Material supplied section start

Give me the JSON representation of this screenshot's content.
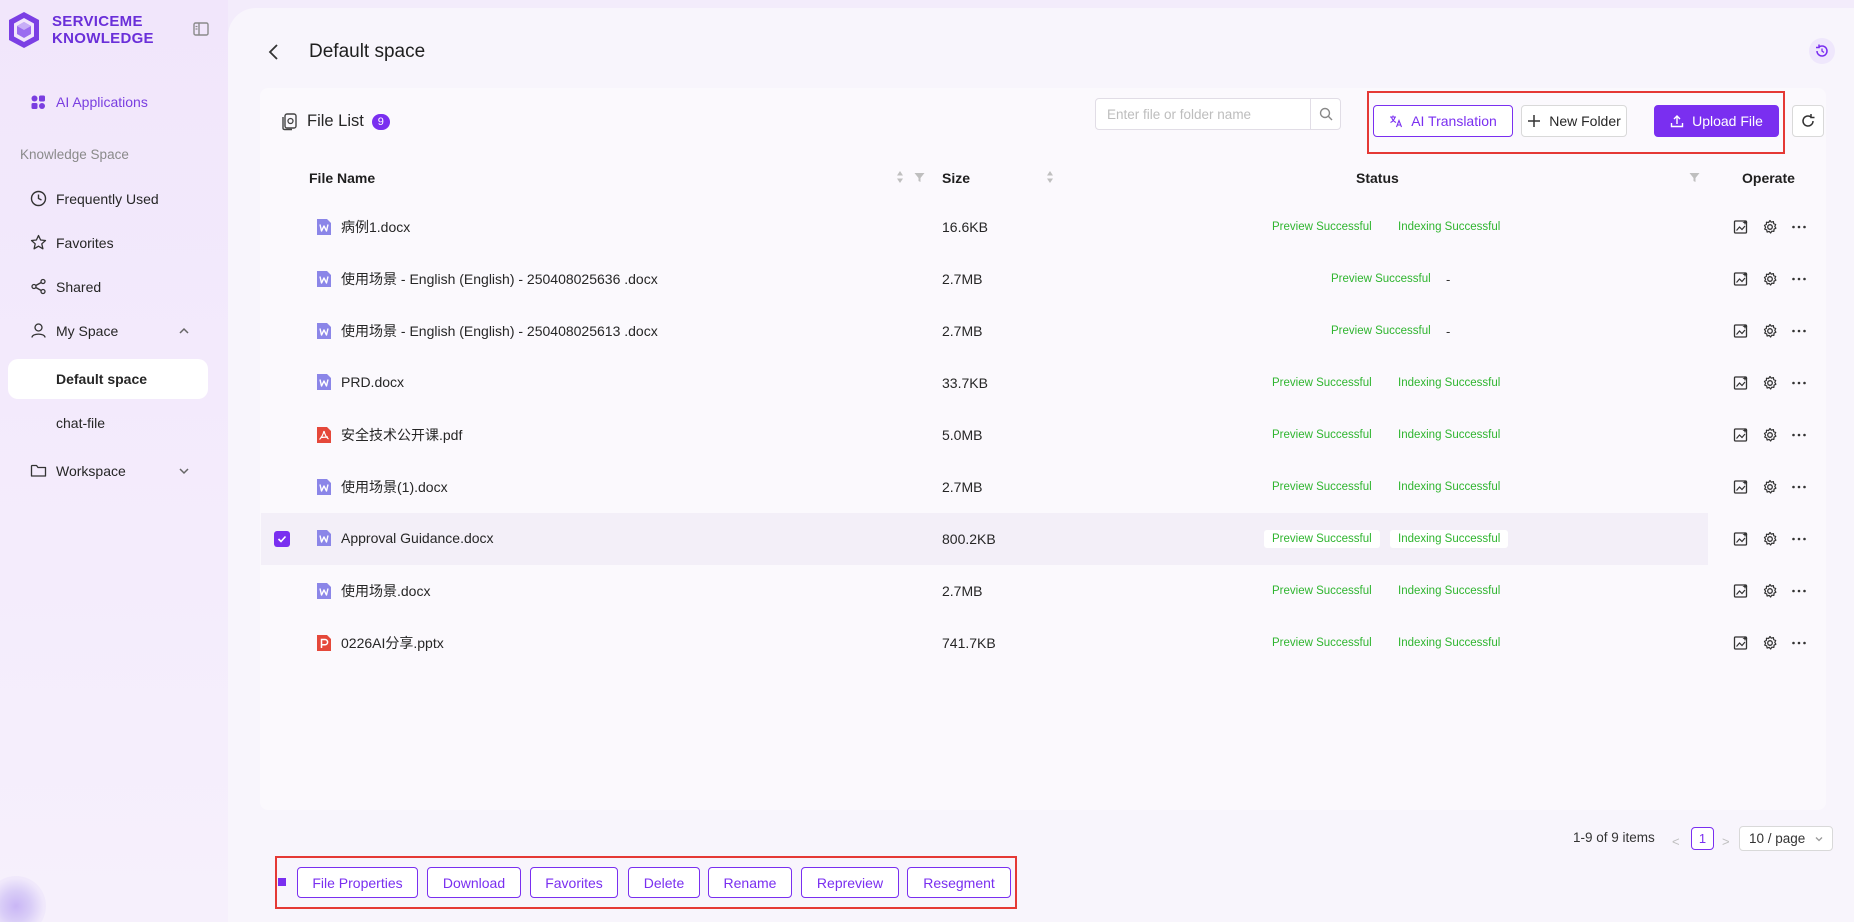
{
  "brand": {
    "line1": "SERVICEME",
    "line2": "KNOWLEDGE",
    "color": "#6a2fd9"
  },
  "sidebar": {
    "ai_applications": "AI Applications",
    "section_label": "Knowledge Space",
    "items": [
      {
        "label": "Frequently Used",
        "icon": "clock-icon"
      },
      {
        "label": "Favorites",
        "icon": "star-icon"
      },
      {
        "label": "Shared",
        "icon": "share-icon"
      },
      {
        "label": "My Space",
        "icon": "user-icon",
        "expanded": true
      }
    ],
    "my_space_children": [
      {
        "label": "Default space",
        "active": true
      },
      {
        "label": "chat-file",
        "active": false
      }
    ],
    "workspace": {
      "label": "Workspace",
      "icon": "folder-icon",
      "expanded": false
    }
  },
  "header": {
    "title": "Default space"
  },
  "file_list": {
    "title": "File List",
    "count": "9",
    "search_placeholder": "Enter file or folder name",
    "actions": {
      "ai_translation": "AI Translation",
      "new_folder": "New Folder",
      "upload_file": "Upload File"
    },
    "columns": {
      "name": "File Name",
      "size": "Size",
      "status": "Status",
      "operate": "Operate"
    },
    "rows": [
      {
        "name": "病例1.docx",
        "type": "word",
        "size": "16.6KB",
        "preview": "Preview Successful",
        "index": "Indexing Successful",
        "selected": false
      },
      {
        "name": "使用场景 - English (English) - 250408025636 .docx",
        "type": "word",
        "size": "2.7MB",
        "preview": "Preview Successful",
        "index": "-",
        "selected": false
      },
      {
        "name": "使用场景 - English (English) - 250408025613 .docx",
        "type": "word",
        "size": "2.7MB",
        "preview": "Preview Successful",
        "index": "-",
        "selected": false
      },
      {
        "name": "PRD.docx",
        "type": "word",
        "size": "33.7KB",
        "preview": "Preview Successful",
        "index": "Indexing Successful",
        "selected": false
      },
      {
        "name": "安全技术公开课.pdf",
        "type": "pdf",
        "size": "5.0MB",
        "preview": "Preview Successful",
        "index": "Indexing Successful",
        "selected": false
      },
      {
        "name": "使用场景(1).docx",
        "type": "word",
        "size": "2.7MB",
        "preview": "Preview Successful",
        "index": "Indexing Successful",
        "selected": false
      },
      {
        "name": "Approval Guidance.docx",
        "type": "word",
        "size": "800.2KB",
        "preview": "Preview Successful",
        "index": "Indexing Successful",
        "selected": true
      },
      {
        "name": "使用场景.docx",
        "type": "word",
        "size": "2.7MB",
        "preview": "Preview Successful",
        "index": "Indexing Successful",
        "selected": false
      },
      {
        "name": "0226AI分享.pptx",
        "type": "ppt",
        "size": "741.7KB",
        "preview": "Preview Successful",
        "index": "Indexing Successful",
        "selected": false
      }
    ]
  },
  "pagination": {
    "summary": "1-9 of 9 items",
    "current": "1",
    "page_size": "10 / page"
  },
  "bulk_actions": {
    "file_properties": "File Properties",
    "download": "Download",
    "favorites": "Favorites",
    "delete": "Delete",
    "rename": "Rename",
    "repreview": "Repreview",
    "resegment": "Resegment"
  },
  "colors": {
    "accent": "#7a2ff0",
    "success": "#2fb52f",
    "highlight": "#e53935"
  }
}
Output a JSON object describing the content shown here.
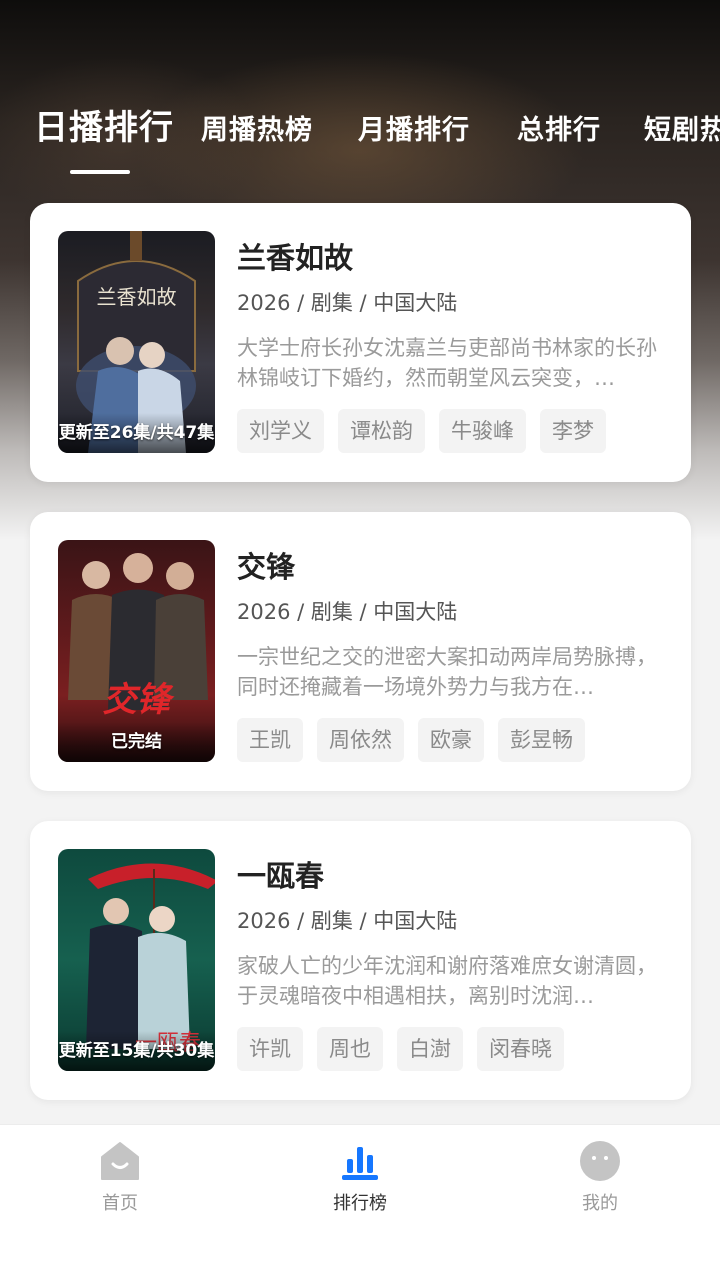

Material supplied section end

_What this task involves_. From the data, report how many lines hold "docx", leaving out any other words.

_Answer area_. 7